* **Data extracts**

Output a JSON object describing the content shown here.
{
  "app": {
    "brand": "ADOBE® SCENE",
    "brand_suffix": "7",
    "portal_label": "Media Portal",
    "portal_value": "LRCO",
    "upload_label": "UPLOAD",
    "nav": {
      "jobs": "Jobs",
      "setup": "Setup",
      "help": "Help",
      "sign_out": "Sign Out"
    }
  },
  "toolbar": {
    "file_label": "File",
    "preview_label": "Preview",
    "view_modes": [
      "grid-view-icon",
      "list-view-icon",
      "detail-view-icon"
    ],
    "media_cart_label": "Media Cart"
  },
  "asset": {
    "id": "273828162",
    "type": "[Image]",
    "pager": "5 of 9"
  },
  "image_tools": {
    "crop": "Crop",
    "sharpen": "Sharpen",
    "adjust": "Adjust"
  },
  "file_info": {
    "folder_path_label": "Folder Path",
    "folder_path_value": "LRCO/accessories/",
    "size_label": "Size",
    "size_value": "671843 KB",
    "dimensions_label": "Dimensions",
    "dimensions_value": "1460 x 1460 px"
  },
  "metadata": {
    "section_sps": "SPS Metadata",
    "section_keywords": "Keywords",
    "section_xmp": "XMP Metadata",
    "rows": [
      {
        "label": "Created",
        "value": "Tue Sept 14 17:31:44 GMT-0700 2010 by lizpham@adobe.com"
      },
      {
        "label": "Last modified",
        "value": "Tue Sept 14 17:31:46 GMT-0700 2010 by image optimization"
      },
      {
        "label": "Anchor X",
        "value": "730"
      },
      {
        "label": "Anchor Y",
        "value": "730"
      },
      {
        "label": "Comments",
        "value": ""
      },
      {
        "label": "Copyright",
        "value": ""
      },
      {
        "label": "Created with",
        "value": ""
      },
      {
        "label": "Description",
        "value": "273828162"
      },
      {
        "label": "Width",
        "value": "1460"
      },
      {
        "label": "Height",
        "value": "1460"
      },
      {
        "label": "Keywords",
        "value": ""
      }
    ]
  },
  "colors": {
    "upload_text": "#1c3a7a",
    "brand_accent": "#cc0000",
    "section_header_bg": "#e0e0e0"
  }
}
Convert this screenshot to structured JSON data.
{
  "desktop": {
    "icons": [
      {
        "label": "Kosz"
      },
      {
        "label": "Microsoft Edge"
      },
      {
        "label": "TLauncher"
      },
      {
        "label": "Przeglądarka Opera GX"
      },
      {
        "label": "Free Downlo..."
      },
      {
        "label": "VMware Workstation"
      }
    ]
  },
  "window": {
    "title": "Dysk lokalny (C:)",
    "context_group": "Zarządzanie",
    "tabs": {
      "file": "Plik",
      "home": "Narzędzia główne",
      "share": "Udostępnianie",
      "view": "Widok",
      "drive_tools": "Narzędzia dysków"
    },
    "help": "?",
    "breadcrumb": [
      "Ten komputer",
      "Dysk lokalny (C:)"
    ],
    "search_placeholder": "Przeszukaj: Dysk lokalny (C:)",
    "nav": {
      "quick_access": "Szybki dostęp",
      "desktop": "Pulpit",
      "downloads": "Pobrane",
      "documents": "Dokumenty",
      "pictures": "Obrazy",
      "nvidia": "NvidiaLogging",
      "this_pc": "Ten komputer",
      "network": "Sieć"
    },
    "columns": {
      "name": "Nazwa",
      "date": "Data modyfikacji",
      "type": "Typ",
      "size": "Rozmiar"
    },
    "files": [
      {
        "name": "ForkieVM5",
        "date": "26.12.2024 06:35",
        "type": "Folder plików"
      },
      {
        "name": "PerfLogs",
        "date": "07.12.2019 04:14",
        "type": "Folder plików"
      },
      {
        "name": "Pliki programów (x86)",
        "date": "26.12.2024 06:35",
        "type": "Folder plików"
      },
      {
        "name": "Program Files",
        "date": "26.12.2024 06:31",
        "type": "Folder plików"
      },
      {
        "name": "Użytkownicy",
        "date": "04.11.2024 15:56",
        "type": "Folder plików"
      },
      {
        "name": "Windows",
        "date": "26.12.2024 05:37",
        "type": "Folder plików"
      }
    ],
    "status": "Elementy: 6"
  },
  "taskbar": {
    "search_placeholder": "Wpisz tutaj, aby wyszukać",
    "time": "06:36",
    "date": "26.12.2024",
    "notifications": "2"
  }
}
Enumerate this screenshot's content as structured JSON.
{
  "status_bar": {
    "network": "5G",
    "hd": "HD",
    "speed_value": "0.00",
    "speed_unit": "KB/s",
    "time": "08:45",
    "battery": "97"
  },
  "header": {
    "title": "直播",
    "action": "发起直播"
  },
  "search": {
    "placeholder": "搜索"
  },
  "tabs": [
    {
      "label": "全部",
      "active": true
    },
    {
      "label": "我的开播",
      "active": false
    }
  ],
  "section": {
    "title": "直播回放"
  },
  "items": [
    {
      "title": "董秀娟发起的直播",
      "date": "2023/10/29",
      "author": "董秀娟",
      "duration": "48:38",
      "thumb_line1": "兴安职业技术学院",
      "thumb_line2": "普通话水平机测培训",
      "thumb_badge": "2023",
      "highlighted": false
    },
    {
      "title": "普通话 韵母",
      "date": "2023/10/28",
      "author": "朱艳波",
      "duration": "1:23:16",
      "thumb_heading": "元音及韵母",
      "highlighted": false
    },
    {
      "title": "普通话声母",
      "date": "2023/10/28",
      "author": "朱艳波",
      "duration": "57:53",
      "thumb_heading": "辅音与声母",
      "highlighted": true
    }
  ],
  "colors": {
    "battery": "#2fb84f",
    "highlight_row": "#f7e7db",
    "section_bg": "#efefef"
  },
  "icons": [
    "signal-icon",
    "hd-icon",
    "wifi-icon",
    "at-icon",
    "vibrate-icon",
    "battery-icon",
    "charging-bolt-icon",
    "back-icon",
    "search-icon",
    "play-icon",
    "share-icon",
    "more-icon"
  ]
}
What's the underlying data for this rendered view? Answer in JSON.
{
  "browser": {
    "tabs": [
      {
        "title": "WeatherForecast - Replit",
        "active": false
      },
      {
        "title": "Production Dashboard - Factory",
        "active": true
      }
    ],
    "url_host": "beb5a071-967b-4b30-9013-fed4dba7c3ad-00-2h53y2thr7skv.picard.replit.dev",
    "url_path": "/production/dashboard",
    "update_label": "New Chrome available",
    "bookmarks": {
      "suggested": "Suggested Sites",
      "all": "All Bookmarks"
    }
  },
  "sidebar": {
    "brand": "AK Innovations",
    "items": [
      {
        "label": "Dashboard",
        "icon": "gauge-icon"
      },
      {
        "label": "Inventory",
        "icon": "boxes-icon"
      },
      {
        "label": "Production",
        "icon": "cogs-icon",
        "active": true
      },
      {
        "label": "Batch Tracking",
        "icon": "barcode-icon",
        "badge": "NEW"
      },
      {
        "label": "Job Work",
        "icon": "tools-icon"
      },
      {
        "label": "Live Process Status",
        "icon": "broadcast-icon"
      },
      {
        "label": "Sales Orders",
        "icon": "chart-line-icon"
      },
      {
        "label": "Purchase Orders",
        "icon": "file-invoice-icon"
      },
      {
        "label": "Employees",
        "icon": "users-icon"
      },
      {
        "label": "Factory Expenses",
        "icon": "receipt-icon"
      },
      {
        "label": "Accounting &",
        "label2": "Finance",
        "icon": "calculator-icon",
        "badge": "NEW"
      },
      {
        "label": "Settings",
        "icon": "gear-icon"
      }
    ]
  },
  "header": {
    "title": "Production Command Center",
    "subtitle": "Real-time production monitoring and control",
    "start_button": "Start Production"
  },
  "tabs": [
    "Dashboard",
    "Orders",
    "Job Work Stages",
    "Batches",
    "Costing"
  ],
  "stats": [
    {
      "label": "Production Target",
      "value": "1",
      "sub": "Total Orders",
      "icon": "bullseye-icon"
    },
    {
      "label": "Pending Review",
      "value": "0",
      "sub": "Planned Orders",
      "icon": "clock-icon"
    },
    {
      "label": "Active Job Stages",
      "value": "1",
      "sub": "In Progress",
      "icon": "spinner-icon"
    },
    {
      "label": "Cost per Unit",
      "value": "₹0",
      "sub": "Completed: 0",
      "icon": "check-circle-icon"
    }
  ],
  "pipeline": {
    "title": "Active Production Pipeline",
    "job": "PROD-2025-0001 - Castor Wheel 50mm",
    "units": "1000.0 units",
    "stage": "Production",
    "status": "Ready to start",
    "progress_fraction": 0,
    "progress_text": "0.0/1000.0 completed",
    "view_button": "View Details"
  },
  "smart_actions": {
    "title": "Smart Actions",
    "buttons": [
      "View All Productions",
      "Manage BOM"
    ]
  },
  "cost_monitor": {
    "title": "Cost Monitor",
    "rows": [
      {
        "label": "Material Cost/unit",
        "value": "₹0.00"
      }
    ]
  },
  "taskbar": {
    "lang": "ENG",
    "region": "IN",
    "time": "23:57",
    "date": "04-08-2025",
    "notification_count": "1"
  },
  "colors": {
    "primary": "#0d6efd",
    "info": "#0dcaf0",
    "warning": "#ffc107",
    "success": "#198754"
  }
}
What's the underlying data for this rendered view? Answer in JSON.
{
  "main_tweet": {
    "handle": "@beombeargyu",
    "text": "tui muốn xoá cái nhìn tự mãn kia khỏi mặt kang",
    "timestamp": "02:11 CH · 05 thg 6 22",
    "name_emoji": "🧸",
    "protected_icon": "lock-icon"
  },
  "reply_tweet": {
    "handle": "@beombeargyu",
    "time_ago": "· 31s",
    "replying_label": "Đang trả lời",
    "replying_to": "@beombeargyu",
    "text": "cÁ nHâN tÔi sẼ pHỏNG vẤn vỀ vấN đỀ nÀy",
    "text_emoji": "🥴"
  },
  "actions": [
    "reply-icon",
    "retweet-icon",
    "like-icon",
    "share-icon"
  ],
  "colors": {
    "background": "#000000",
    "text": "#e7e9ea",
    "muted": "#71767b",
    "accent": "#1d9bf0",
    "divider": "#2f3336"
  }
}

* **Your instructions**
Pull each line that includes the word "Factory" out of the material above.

* **Result below**
        "title": "Production Dashboard - Factory",
        "label": "Factory Expenses",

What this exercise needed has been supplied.